- Brown BN, Mani D, Nolfi AL, Liang R, Abramowitch SD, Moalli PA. Characterization of the host inflammatory response following implantation of prolapse mesh in rhesus macaque. Am J Obstet Gynecol. 2015 Nov;213(5):668.e1-668.e10. doi: 10.1016/j.ajog.2015.08.002. Epub 2015 Aug 7. PMCID:PMC4631685
- Jallah Z, Liang R, Feola A, Barone W, Palcsey S, Abramowitch SD, Yoshimura N, Moalli P. The impact of prolapse mesh on vaginal smooth muscle structure and function. BJOG. 2016 Jun;123(7):1076-85. doi: 10.1111/1471-0528.13514. Epub 2015 Aug 20. PMID: 26301457; PMCID: PMC5201168.
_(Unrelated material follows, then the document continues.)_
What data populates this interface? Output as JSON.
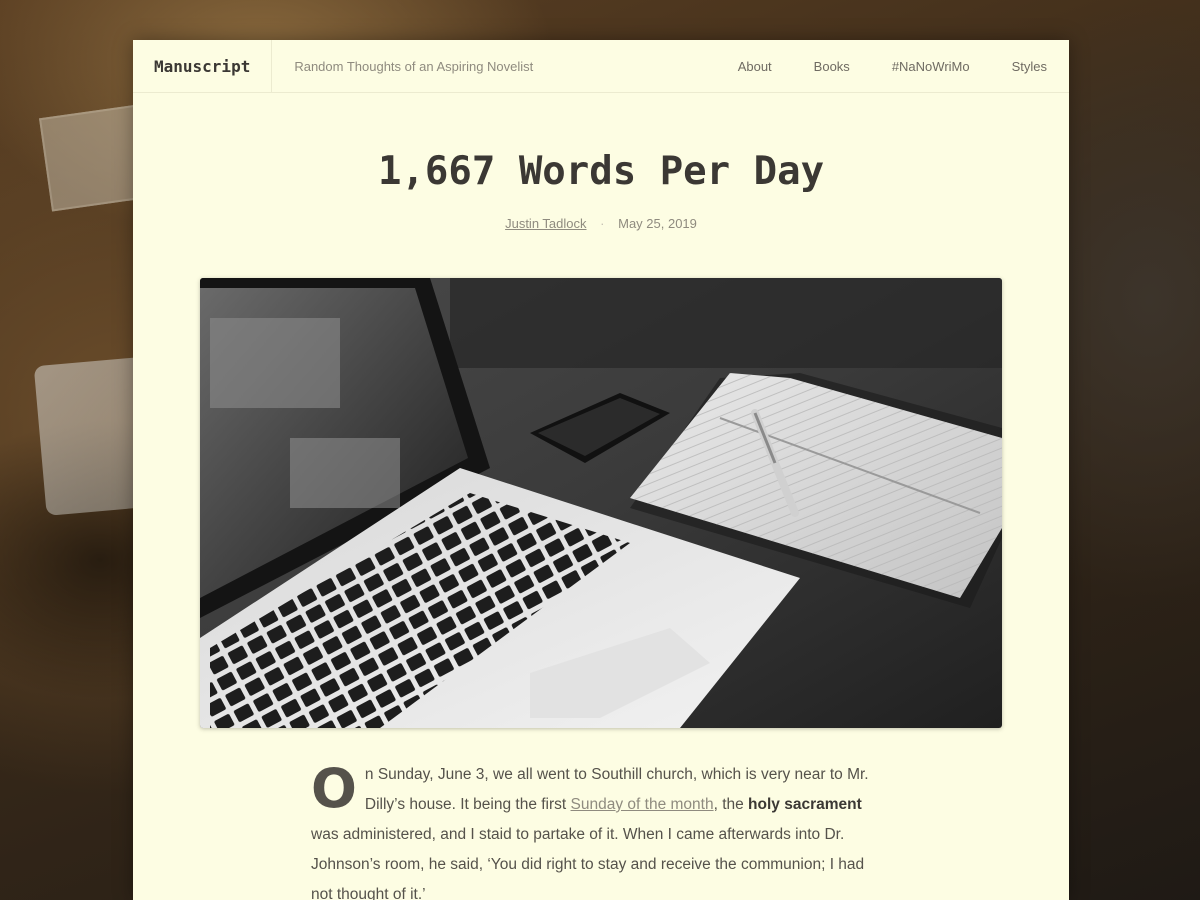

- Pace N, Artsen A, Baranski L, Palcsey S, Durst R, Meyn L, Moalli P. Symptomatic Improvement After Mesh Removal: A Prospective Longitudinal Study of Women with Urogynecologic Mesh Complications. BJOG. 2021 May 28. doi: 10.1111/1471-0528.16778. Epub ahead of print. PMID: 34047446.
- Moalli PA, Talarico LC, Sung VW, Klingensmith WL, Shand SH, Meyn LA, Watkins SC. Impact of menopause on collagen subtypes in the arcus tendineous fasciae pelvis. Am J Obstet Gynecol. 2004 Mar;190(3):620-7.
- Moalli PA, Shand SH, Zyczynski HM, Gordy SC, Meyn LA. Remodeling of vaginal connective tissue in patients with prolapse. Obstet Gynecol. 2005 Nov;106(5 Pt 1):953-63.
- Moalli PA, Debes KM, Meyn LA, Howden N, Abramowitch SD. Hormones restore biomechanical properties of the vagina and supportive tissues after surgical menopause in young rats. Am J Obstet Gynecol. 2008 Aug;199(2):161.e1-8. Epub 2008 Apr 8. PMCID: PMC2917050
- Zong W, Stein S, Meyn L, Starcher B and Moalli PA. Alteration of vaginal elastin metabolism in women with pelvic organ prolapse. Obstet Gynecol, 2010 May: 115(5) 953-61. PMCID: PMC3042770
For additional publications, visit Pubmed.
In the News
Feb 28, 2019
What Comes After Transvaginal Mesh?